In a series of experiments conducted a few years back, dogs were given the command “shake,” and they were normally happy to do so whether they got a reward or not. However, researchers found that if the dogs saw that another dog was being rewarded and they weren’t, they began hesitating to obey the command and eventually stopped cooperating altogether. The dogs knew when they were being treated unfairly, and they didn’t like it.1 If even dogs can understand when something isn’t fair, how much more will people know when they’re being treated unfairly!
It was a dull and rainy day as I sat at the window of a small brick row house in Leicester, England, watching the rain form small rivers on the window pane. A friend was letting me stay at his house while he was away and I helped care for a terminally ill loved one. It was a half-hour bus ride from the house to the Leicester Royal Infirmary, where I spent most of my days.

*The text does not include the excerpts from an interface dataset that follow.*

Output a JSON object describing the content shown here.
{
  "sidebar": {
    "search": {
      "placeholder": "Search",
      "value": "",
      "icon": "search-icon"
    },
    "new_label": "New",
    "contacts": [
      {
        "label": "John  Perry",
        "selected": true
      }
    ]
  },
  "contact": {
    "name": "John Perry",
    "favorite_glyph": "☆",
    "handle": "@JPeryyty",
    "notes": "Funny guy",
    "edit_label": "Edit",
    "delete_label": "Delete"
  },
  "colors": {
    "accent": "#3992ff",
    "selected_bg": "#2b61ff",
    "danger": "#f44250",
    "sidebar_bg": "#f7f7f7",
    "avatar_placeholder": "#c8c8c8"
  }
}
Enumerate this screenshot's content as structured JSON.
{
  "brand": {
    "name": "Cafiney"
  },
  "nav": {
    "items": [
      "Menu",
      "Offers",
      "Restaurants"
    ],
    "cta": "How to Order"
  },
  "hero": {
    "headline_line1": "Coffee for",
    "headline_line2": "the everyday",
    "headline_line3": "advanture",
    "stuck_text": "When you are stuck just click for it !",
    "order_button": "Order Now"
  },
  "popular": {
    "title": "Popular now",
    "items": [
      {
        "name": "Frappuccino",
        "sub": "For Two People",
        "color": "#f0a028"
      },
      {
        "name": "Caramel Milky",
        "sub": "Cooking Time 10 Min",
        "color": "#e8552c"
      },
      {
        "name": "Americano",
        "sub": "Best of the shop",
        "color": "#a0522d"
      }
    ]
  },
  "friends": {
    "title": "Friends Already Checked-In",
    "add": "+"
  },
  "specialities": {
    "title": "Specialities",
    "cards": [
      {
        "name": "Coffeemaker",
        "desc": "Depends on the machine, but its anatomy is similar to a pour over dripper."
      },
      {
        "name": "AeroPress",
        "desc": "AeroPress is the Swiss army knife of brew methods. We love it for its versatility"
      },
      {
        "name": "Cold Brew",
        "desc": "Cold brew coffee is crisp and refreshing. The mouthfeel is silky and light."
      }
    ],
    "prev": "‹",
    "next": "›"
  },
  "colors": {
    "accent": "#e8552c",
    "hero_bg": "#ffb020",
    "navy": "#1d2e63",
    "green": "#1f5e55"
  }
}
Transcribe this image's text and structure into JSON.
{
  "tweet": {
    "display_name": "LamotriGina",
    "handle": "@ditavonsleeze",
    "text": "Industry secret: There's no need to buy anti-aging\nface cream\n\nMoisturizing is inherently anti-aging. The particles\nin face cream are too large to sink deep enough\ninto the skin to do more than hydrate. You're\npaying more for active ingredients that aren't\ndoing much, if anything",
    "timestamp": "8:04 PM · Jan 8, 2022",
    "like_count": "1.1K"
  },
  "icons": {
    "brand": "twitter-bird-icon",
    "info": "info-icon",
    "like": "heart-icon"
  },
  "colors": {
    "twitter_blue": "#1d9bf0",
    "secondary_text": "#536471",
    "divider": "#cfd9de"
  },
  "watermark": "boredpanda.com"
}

My first visit to the Exit rock festival—held annually in the shadow of a beautiful castle in Novi Sad, a pretty Serbian town on the Danube River—was unforgettable. There were stages everywhere and the streets were filled with crowds, huge tent villages resounding with all styles of music, aromas of chevapi, the local meat dish, and an atmosphere of brotherhood, havoc, and freedom. But for a time it looked as though I wasn’t going to take part at all.

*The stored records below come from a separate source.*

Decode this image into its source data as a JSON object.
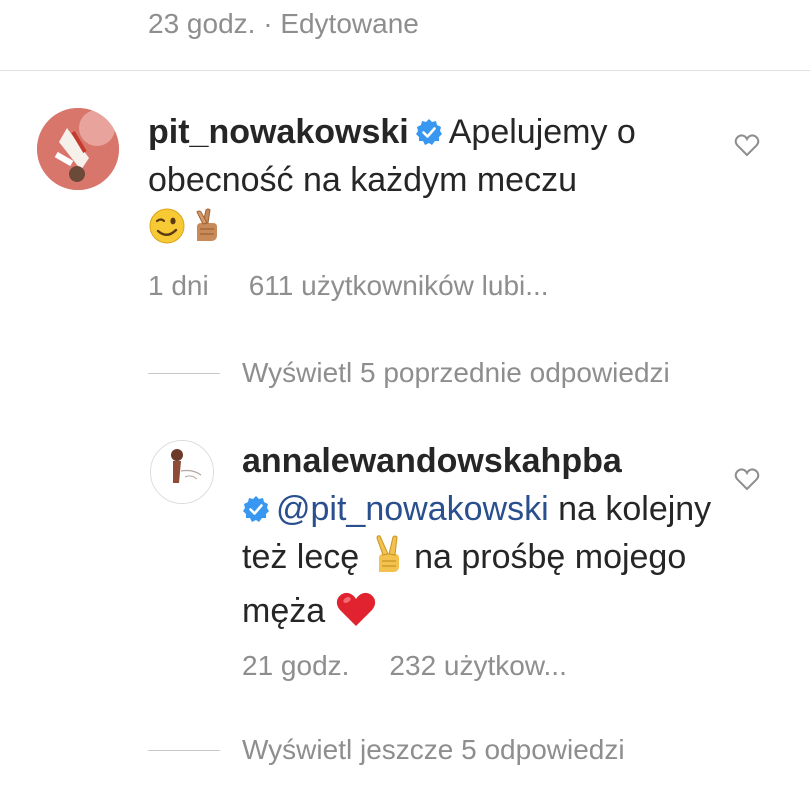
{
  "previous_comment": {
    "time": "23 godz.",
    "separator": " · ",
    "edited": "Edytowane"
  },
  "main_comment": {
    "username": "pit_nowakowski",
    "verified": true,
    "text_line": "Apelujemy o obecność na każdym meczu",
    "emojis": [
      "winking-face",
      "crossed-fingers"
    ],
    "time": "1 dni",
    "likes": "611 użytkowników lubi...",
    "heart_icon": "heart-outline-icon"
  },
  "view_previous_replies": "Wyświetl 5 poprzednie odpowiedzi",
  "reply": {
    "username": "annalewandowskahpba",
    "verified": true,
    "mention": "@pit_nowakowski",
    "text_part1": " na kolejny też lecę ",
    "text_part2": " na prośbę mojego męża ",
    "emojis": [
      "victory-hand",
      "red-heart"
    ],
    "time": "21 godz.",
    "likes": "232 użytkow...",
    "heart_icon": "heart-outline-icon"
  },
  "view_more_replies": "Wyświetl jeszcze 5 odpowiedzi",
  "colors": {
    "text": "#262626",
    "meta": "#8e8e8e",
    "mention": "#2a4f8f",
    "verified": "#3897f0"
  }
}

A friend loves at all times, and a brother is born for adversity.
A man who has friends must himself be friendly, but there is a friend who sticks closer than a brother.
Love for others is a part of My divine nature, and when you receive Me, it becomes a part of yours too. Even though it is freely yours, you are still responsible to put it into practice and apply it. How? One step at a time, with one loving deed, followed by another, followed by another.

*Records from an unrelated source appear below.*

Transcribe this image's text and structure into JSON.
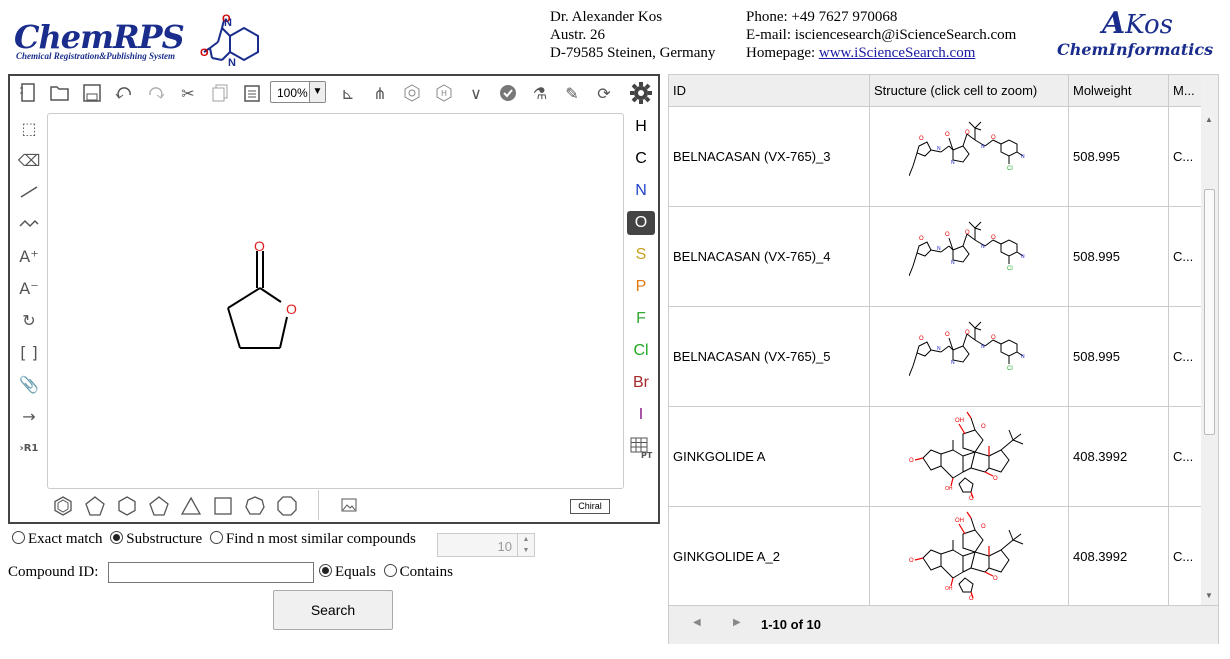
{
  "header": {
    "logo_title": "ChemRPS",
    "logo_subtitle": "Chemical Registration&Publishing System",
    "address": [
      "Dr. Alexander Kos",
      "Austr. 26",
      "D-79585 Steinen, Germany"
    ],
    "contact": {
      "phone": "Phone: +49 7627 970068",
      "email": "E-mail: isciencesearch@iScienceSearch.com",
      "homepage_label": "Homepage: ",
      "homepage_link": "www.iScienceSearch.com"
    },
    "brand_top_big": "A",
    "brand_top_rest": "Kos",
    "brand_bottom": "ChemInformatics"
  },
  "editor": {
    "zoom_value": "100%",
    "elements": [
      {
        "symbol": "H",
        "color": "#000000"
      },
      {
        "symbol": "C",
        "color": "#000000"
      },
      {
        "symbol": "N",
        "color": "#2244cc"
      },
      {
        "symbol": "O",
        "color": "#ffffff",
        "selected": true
      },
      {
        "symbol": "S",
        "color": "#c8a020"
      },
      {
        "symbol": "P",
        "color": "#e07a10"
      },
      {
        "symbol": "F",
        "color": "#33aa33"
      },
      {
        "symbol": "Cl",
        "color": "#22aa22"
      },
      {
        "symbol": "Br",
        "color": "#a52a2a"
      },
      {
        "symbol": "I",
        "color": "#8b1a8b"
      }
    ],
    "pt_label": "PT",
    "r1_label": "R1",
    "chiral_label": "Chiral",
    "molecule_atoms": {
      "oxo": "O",
      "ring_o": "O"
    }
  },
  "search": {
    "mode_exact": "Exact match",
    "mode_sub": "Substructure",
    "mode_similar": "Find n most similar compounds",
    "similar_n": "10",
    "compound_id_label": "Compound ID:",
    "compound_id_value": "",
    "equals": "Equals",
    "contains": "Contains",
    "button": "Search"
  },
  "grid": {
    "columns": [
      "ID",
      "Structure (click cell to zoom)",
      "Molweight",
      "M..."
    ],
    "rows": [
      {
        "id": "BELNACASAN (VX-765)_3",
        "mw": "508.995",
        "m": "C...",
        "structure": "belnacasan"
      },
      {
        "id": "BELNACASAN (VX-765)_4",
        "mw": "508.995",
        "m": "C...",
        "structure": "belnacasan"
      },
      {
        "id": "BELNACASAN (VX-765)_5",
        "mw": "508.995",
        "m": "C...",
        "structure": "belnacasan"
      },
      {
        "id": "GINKGOLIDE A",
        "mw": "408.3992",
        "m": "C...",
        "structure": "ginkgolide"
      },
      {
        "id": "GINKGOLIDE A_2",
        "mw": "408.3992",
        "m": "C...",
        "structure": "ginkgolide"
      }
    ],
    "pager_text": "1-10 of 10"
  }
}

You can show My love to others in many ways—through forgiveness, mercy, kindness, thoughtfulness, concern, understanding, words of love, words of encouragement, words of praise, taking time to talk, taking time to listen, sympathizing, sharing the load, and giving of yourself even when it’s least expected or least deserved.
All the works that Jesus did on earth had to be extremely important for the Son of God to come down in order to do them. But when you examine those extremely important things, you see that not all of them were what most people would call “spectacular” in the physical. Many of the things He did—the spiritual transformations—had very little, if any, fanfare. Many of them, like His witness to Nicodemus,1 or forgiving the immoral woman’s sins,2 or His encounter with the woman at the well,3 weren’t outstanding in physical ways.
There is no greater joy nor greater reward than to make a fundamental difference in someone’s life.
—Sister Mary Rose McGeady (1928–2012)
We should make the Yuletide season an occasion not merely for the giving of material things but an occasion for the giving of that which counts infinitely more … the giving of self.
—J. C. Penney (1875–1971)
Recently, after reading an article on the BBC News website,1 I found myself faced with a few tough questions. The article, a modern-day “Good Samaritan” tale, is worth checking out as an inspiring example of the impact one sincere loving deed can have.
Reading this story made me evaluate my own track record of late. Would I have done the same? Would I be willing to risk my job to help a stranger in need? Unsatisfied with my replies, I also tried some less dramatic-sounding questions. Would my friends say I’m someone who lends a helping hand? Have I done any purely altruistic deeds recently?
None of her friends or family understands why she has done it, and most of them would like to shake her out of her foolishness. Their objections make sense. After all, May is in her mid-forties and has been living alone ever since her daughter moved out. May is also in debt. And yet, here she is, raising her ex-husband’s child by another woman.
May married early and was divorced by her early twenties, but even before that, she had been raising her first child alone, as her ex-husband had a drug addiction and spent as much time in prison as out.
It is a grand mistake to think of being great without goodness and I pronounce it as certain that there was never a truly great man that was not at the same time truly virtuous.
—Benjamin Franklin (1706–1790)
Do all the good you can, in all the ways you can, to all the souls you can, in every place you can, at all the times you can, with all the zeal you can, as long as ever you can.
—John Wesley (1703–1791)